Core Concepts
A comprehensive model incorporating patient age, diabetes, colonoscopy indications, and polyp findings is more accurate in predicting colorectal cancer risk than a polyp-based model.
TOPLINE: Comprehensive model predicts CRC risk more accurately than polyp-based model. METHODOLOGY: Developed a risk prediction model considering patient characteristics and clinical factors. Model included colonoscopy indication, age group, diabetes diagnosis, and specific polyp findings. Tested on 95,001 patients with a first adenoma diagnosis. TAKEAWAY: Comprehensive model outperformed polyp-based model in predicting CRC. Demonstrated better performance in both development and validation cohorts. IN PRACTICE: Inclusion of CRC risk factors beyond polyp findings can enhance risk stratification post-colonoscopy. SOURCE: Study led by Jeffrey K. Lee, MD, MPH, published in The American Journal of Gastroenterology. LIMITATIONS: External validation required in different practice settings. Generalizability limited due to study population exclusions. Incomplete data prevented examination of polyp size > 20 mm.
During the follow-up period, 495 patients were diagnosed with CRC. The comprehensive model had an AUC of 0.71 in the development cohort and 0.7 in the validation cohort. The difference in the Akaike Information Criterion values between the models was 45.7.
"Improving the ability to accurately predict the patients at highest risk for CRC after polypectomy is critically important." - Authors

Deeper Inquiries

How can the comprehensive model be implemented in different healthcare settings

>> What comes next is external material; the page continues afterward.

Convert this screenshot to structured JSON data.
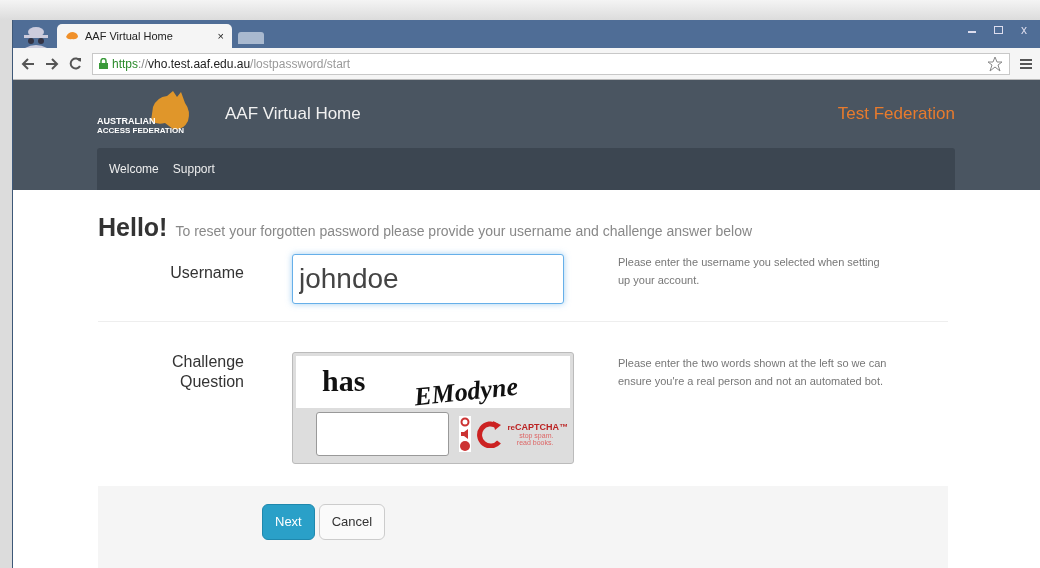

The implementation of the comprehensive model in different healthcare settings can be achieved through several steps. Firstly, healthcare providers need to be educated and trained on the use of the model, including understanding the various CRC-related predictors it considers. This may involve workshops, seminars, or online training modules. Secondly, electronic health record systems can be updated to incorporate the comprehensive model as a tool for risk prediction. This integration would allow for easy access to the model during patient consultations and follow-ups. Additionally, collaboration between gastroenterologists, primary care physicians, and other healthcare professionals is essential to ensure seamless implementation and utilization of the comprehensive model across different healthcare settings.

What are the potential drawbacks of relying solely on polyp-based models for CRC risk prediction

Relying solely on polyp-based models for CRC risk prediction has several potential drawbacks. One major limitation is the imprecise nature of these models, as they do not take into account other important risk factors beyond polyp findings. This can lead to underestimation or overestimation of an individual's actual risk for CRC, potentially resulting in missed opportunities for early detection and intervention. Moreover, polyp-based models may not adequately capture the complexity of CRC development, especially in individuals with additional risk factors such as age, diabetes, or specific polyp characteristics. By solely relying on polyp findings, there is a risk of overlooking other crucial factors that could influence an individual's CRC risk.

How can advancements in risk prediction models impact overall cancer detection rates

Advancements in risk prediction models, such as the comprehensive model developed in the study, have the potential to significantly impact overall cancer detection rates. By incorporating a wider range of CRC-related predictors beyond polyp findings, these models can offer a more accurate assessment of an individual's risk for CRC. This improved risk prediction can lead to targeted surveillance strategies, early detection of CRC, and timely interventions for high-risk individuals. Ultimately, the use of advanced risk prediction models can enhance the effectiveness of screening programs, increase the detection of early-stage cancers, and improve overall outcomes for patients with CRC.